Problem statement ▸ An exact copy of every record is needed.

Items from an interface collection:
# # # # #
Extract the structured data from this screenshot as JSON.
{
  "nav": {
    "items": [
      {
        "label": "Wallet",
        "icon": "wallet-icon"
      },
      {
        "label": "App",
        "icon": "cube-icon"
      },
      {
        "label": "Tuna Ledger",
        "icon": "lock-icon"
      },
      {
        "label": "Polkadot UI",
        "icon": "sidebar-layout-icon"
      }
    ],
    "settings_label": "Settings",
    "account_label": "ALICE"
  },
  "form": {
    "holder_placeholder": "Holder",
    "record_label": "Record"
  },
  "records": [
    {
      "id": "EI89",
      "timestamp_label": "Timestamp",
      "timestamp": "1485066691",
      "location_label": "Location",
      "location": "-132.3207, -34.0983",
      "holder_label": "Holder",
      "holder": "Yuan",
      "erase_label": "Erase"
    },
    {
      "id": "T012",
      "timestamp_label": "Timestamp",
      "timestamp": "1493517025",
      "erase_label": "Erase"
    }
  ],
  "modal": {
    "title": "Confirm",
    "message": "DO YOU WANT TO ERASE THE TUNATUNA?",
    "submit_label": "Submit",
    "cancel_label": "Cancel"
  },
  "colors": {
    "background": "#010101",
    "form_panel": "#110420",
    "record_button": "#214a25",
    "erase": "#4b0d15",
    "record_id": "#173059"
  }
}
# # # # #
Reply ▸
Extract the structured data from this screenshot as JSON.
{
  "nav": {
    "items": [
      {
        "label": "Wallet",
        "icon": "wallet-icon"
      },
      {
        "label": "App",
        "icon": "cube-icon"
      },
      {
        "label": "Tuna Ledger",
        "icon": "lock-icon"
      },
      {
        "label": "Polkadot UI",
        "icon": "sidebar-layout-icon"
      }
    ],
    "settings_label": "Settings",
    "account_label": "ALICE"
  },
  "form": {
    "holder_placeholder": "Holder",
    "record_label": "Record"
  },
  "records": [
    {
      "id": "EI89",
      "timestamp_label": "Timestamp",
      "timestamp": "1485066691",
      "location_label": "Location",
      "location": "-132.3207, -34.0983",
      "holder_label": "Holder",
      "holder": "Yuan",
      "erase_label": "Erase"
    },
    {
      "id": "T012",
      "timestamp_label": "Timestamp",
      "timestamp": "1493517025",
      "erase_label": "Erase"
    }
  ],
  "modal": {
    "title": "Confirm",
    "message": "DO YOU WANT TO ERASE THE TUNATUNA?",
    "submit_label": "Submit",
    "cancel_label": "Cancel"
  },
  "colors": {
    "background": "#010101",
    "form_panel": "#110420",
    "record_button": "#214a25",
    "erase": "#4b0d15",
    "record_id": "#173059"
  }
}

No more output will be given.